REQUIRED ACTION:
The answer must consist of every line in the records below that contains the string "data".

INPUT FOR THIS TASK:
* * *

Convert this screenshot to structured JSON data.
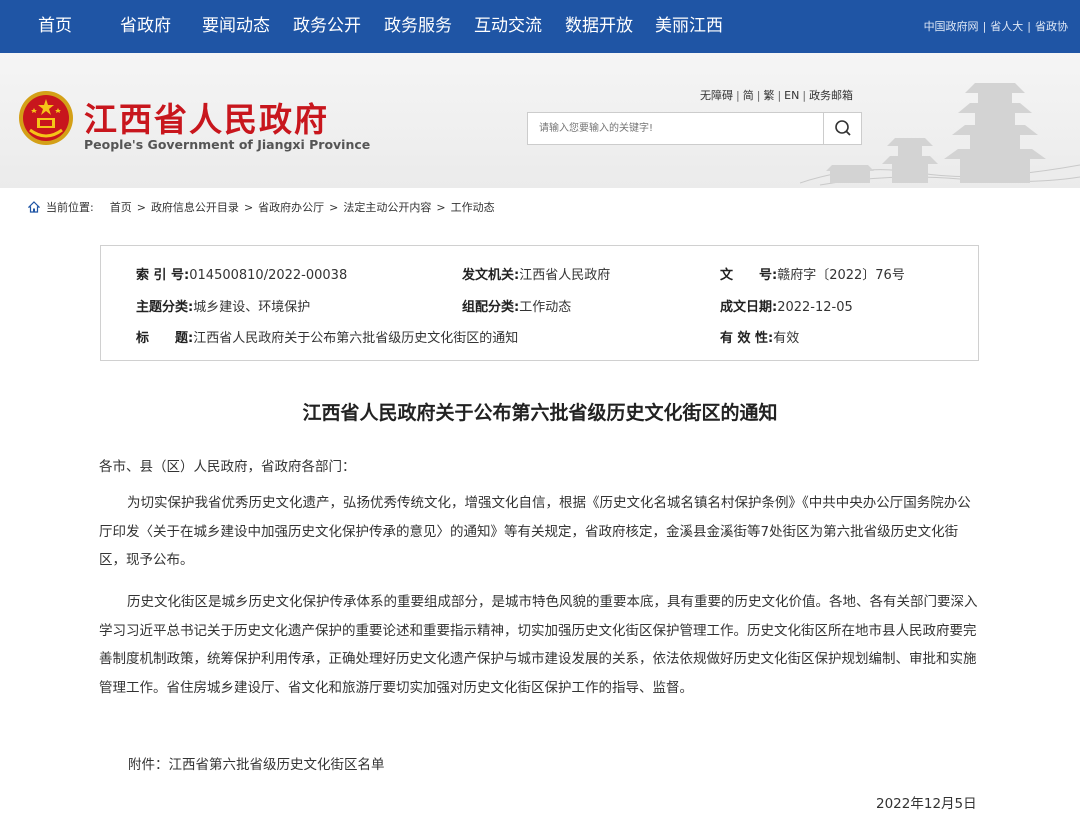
{
  "nav": {
    "items": [
      "首页",
      "省政府",
      "要闻动态",
      "政务公开",
      "政务服务",
      "互动交流",
      "数据开放",
      "美丽江西"
    ],
    "right_links": [
      "中国政府网",
      "省人大",
      "省政协"
    ]
  },
  "header": {
    "site_title": "江西省人民政府",
    "site_subtitle": "People's Government of Jiangxi Province",
    "util_links": [
      "无障碍",
      "简",
      "繁",
      "EN",
      "政务邮箱"
    ],
    "search_placeholder": "请输入您要输入的关键字!"
  },
  "breadcrumb": {
    "label": "当前位置:",
    "items": [
      "首页",
      "政府信息公开目录",
      "省政府办公厅",
      "法定主动公开内容",
      "工作动态"
    ],
    "separator": ">"
  },
  "info": {
    "index_label": "索 引 号:",
    "index_value": "014500810/2022-00038",
    "issuer_label": "发文机关:",
    "issuer_value": "江西省人民政府",
    "docno_label": "文　　号:",
    "docno_value": "赣府字〔2022〕76号",
    "topic_label": "主题分类:",
    "topic_value": "城乡建设、环境保护",
    "group_label": "组配分类:",
    "group_value": "工作动态",
    "date_label": "成文日期:",
    "date_value": "2022-12-05",
    "title_label": "标　　题:",
    "title_value": "江西省人民政府关于公布第六批省级历史文化街区的通知",
    "validity_label": "有 效 性:",
    "validity_value": "有效"
  },
  "article": {
    "title": "江西省人民政府关于公布第六批省级历史文化街区的通知",
    "salutation": "各市、县（区）人民政府，省政府各部门：",
    "para1": "为切实保护我省优秀历史文化遗产，弘扬优秀传统文化，增强文化自信，根据《历史文化名城名镇名村保护条例》《中共中央办公厅国务院办公厅印发〈关于在城乡建设中加强历史文化保护传承的意见〉的通知》等有关规定，省政府核定，金溪县金溪街等7处街区为第六批省级历史文化街区，现予公布。",
    "para2": "历史文化街区是城乡历史文化保护传承体系的重要组成部分，是城市特色风貌的重要本底，具有重要的历史文化价值。各地、各有关部门要深入学习习近平总书记关于历史文化遗产保护的重要论述和重要指示精神，切实加强历史文化街区保护管理工作。历史文化街区所在地市县人民政府要完善制度机制政策，统筹保护利用传承，正确处理好历史文化遗产保护与城市建设发展的关系，依法依规做好历史文化街区保护规划编制、审批和实施管理工作。省住房城乡建设厅、省文化和旅游厅要切实加强对历史文化街区保护工作的指导、监督。",
    "attachment": "附件：江西省第六批省级历史文化街区名单",
    "date": "2022年12月5日"
  },
  "colors": {
    "nav_bg": "#1f55a5",
    "title_red": "#c8161d"
  }
}
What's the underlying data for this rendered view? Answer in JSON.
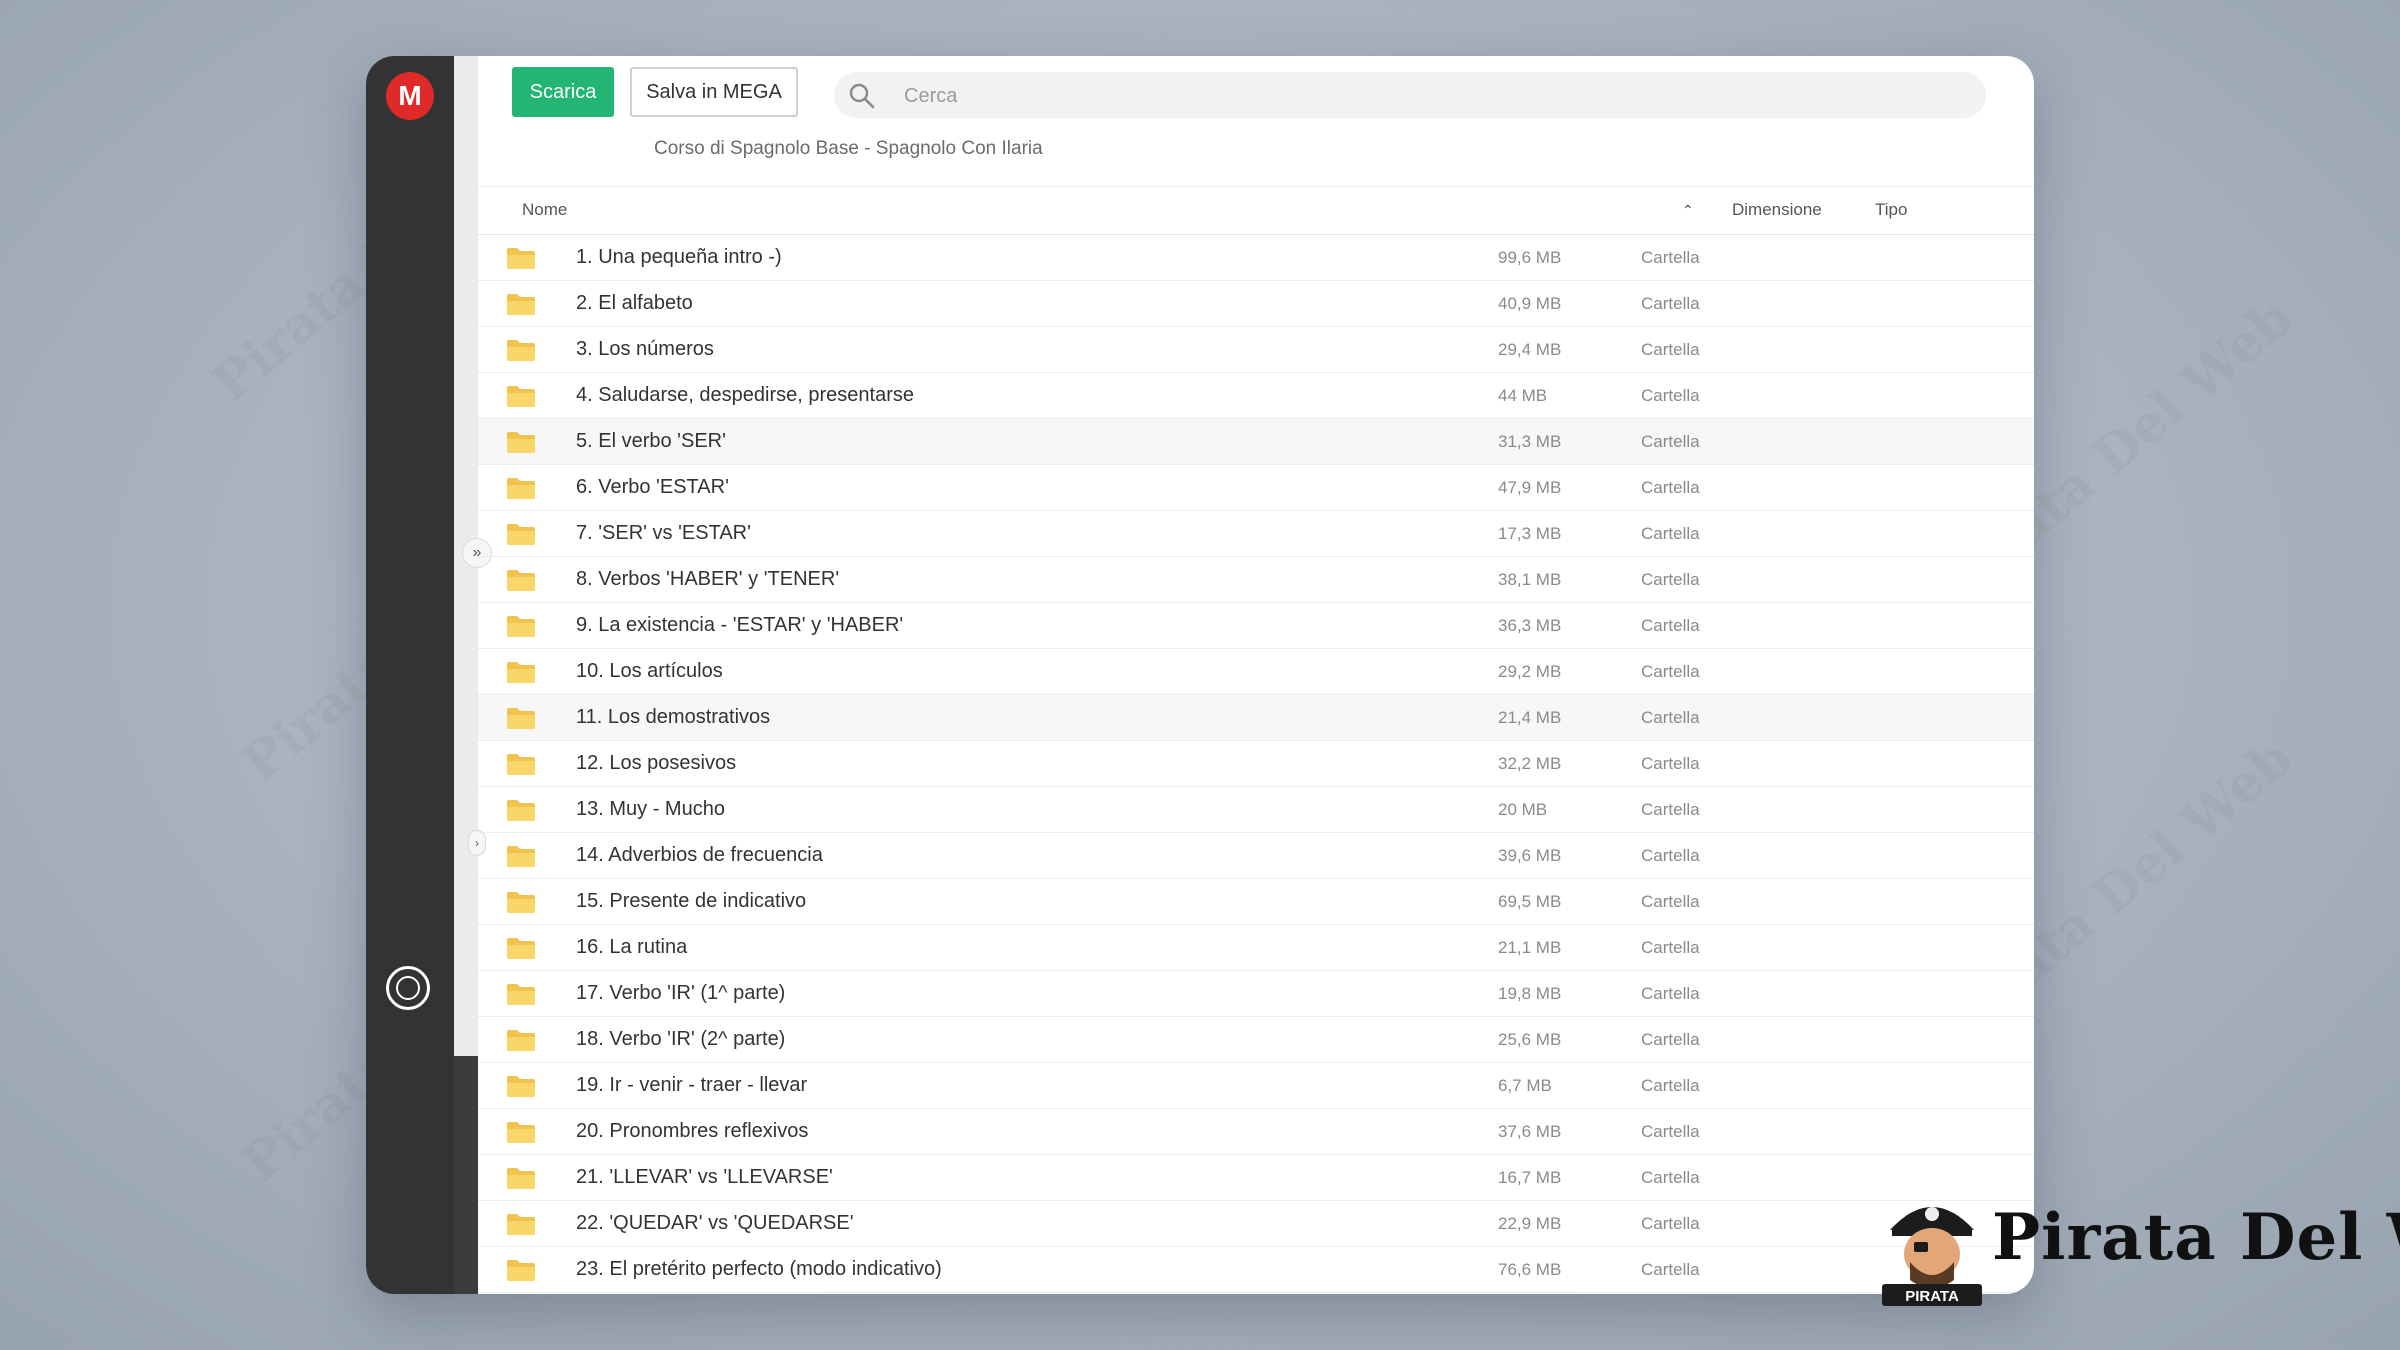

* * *

EXERCISE SOLUTION:
Convert this screenshot to structured JSON data.
What's the underlying data for this rendered view? Answer in JSON.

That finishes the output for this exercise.